of Christ. But they will not prevail. They can never become universal.
Zion looks for her enlargement to the sovereign grace and power of her divine Redeemer. In him are all her springs.
The LORD is her help and shield, for vain is the help of man. There is nothing on the part of sinners which can suggest
encouragement or justify despair. Sinners will never submit to Jesus as the Lord their RIGHTEOUSNESS, or be willing to be
saved by him from their sins, except they are regenerated by the Spirit of God. The Spirit of God gives life to all that live.
He renews and sanctifies; he teaches and guides into all truth; he convinces and reproves of sin, of righteousness, and of judgment.
By his gracious influences accompanying the word, by his special and effectual operations upon their souls, sinners
are enabled to repent and believe. Where the Spirit breathes, whether in the thronged city or the lonely cottage, there religion
prospers; without him, names and forms are false and hollow, mere sounding brass or tinkling symbols.
How soon the Lord can make a way in the wilderness, and open rivers in the desert; how soon the Spirit can raise a standard,
plant his fear and love in hearts which were hardened in profaneness and infidelity, and in the symbolical language of Isaiah
make the dragons and the owls honor him, have been evinced in the late astonishing revivals of religion in many places, and
particularly in some of the Western and Southern States; a work attended with many singular occurances, but which has
been pronounced, upon the most impartial and accurate examination, to be a signal display of the power of divine grace.
These facts refute the fears of desponding believers, and are splendid tokens for good to the interests of religion.
But the most illustrious pledge is found in the missionary spirit which has pervaded the Churches. This has already proved a source
of precious blessings to those who have heartily engaged in it, and is an undeniable earnest for the enlargement
of the Redeemer's kingdom. It is the greatest event that has happened since the Reformation, and it stands connected
with proximate and remote consequences, is far superior to it. A new era is formed in the Church, and with it a new
argument to prove that she is rising to higher prosperity. This is another step in the gradual plan to bring her out of the wilderness.
This is another advancement in the resurrection of the witnesses. This insures acquisitions abroad which will abundantly
compensate for defection and losses at home. If those who have often been called refuse to come, the north shall give up, the south no longer
keep back, and the heathen from the uttermost parts of the earth will fly to Jesus, as the doves to their

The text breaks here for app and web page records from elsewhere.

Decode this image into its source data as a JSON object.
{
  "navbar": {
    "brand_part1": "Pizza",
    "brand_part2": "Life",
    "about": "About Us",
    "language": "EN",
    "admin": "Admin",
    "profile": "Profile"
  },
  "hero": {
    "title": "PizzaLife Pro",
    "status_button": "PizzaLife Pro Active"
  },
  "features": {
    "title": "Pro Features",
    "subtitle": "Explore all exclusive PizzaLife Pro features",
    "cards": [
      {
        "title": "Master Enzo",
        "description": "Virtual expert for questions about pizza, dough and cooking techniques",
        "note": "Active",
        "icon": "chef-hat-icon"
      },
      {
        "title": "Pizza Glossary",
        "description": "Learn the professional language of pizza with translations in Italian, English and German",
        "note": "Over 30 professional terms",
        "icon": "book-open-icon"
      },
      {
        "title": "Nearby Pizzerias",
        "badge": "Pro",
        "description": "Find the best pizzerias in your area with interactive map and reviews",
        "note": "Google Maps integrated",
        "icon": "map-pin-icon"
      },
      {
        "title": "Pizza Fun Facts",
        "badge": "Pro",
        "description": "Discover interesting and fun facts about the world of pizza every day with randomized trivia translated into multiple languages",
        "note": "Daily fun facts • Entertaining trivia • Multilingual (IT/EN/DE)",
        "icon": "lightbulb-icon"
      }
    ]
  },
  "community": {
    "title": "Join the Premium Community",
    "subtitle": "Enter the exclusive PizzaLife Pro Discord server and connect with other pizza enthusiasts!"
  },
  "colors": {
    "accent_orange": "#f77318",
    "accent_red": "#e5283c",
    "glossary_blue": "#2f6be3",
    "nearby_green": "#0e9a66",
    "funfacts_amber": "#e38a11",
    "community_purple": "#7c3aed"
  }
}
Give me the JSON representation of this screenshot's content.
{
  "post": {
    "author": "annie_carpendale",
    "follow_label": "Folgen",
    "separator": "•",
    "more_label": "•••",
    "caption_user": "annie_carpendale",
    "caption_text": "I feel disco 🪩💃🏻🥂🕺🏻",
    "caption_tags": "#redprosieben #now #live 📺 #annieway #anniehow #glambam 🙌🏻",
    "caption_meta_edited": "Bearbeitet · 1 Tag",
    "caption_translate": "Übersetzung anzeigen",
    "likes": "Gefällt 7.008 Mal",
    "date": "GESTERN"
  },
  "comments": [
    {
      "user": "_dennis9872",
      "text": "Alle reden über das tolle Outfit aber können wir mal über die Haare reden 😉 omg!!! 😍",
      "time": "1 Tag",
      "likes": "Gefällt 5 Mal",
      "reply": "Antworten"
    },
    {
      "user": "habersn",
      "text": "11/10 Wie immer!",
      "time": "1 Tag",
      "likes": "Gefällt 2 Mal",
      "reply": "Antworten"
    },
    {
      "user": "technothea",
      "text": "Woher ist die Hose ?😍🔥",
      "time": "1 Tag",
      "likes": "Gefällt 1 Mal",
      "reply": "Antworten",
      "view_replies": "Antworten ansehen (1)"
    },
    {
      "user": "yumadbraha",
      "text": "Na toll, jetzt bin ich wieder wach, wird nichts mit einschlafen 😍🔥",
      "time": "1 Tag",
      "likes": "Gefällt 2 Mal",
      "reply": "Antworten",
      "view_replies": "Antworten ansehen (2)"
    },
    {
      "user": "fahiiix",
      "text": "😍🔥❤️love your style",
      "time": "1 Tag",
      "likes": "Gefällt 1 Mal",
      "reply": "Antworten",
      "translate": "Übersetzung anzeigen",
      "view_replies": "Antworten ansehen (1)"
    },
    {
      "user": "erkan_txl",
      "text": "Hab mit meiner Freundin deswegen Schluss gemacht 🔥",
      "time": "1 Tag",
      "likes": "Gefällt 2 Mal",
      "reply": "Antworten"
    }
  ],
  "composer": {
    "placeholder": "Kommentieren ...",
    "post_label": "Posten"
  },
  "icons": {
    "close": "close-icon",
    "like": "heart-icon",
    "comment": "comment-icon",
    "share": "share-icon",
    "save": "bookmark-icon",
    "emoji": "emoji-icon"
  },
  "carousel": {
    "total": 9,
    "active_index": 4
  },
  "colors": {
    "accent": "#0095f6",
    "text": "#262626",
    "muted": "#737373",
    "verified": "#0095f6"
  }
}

windows. If Churches which have long enjoyed ministers and ordinances, abuse their privileges, depart from the doctrines of
grace and sink into formality, the Hottentots and Hindoos, the Tartars and the Indians will take up the cross, and shout their Saviour's praise.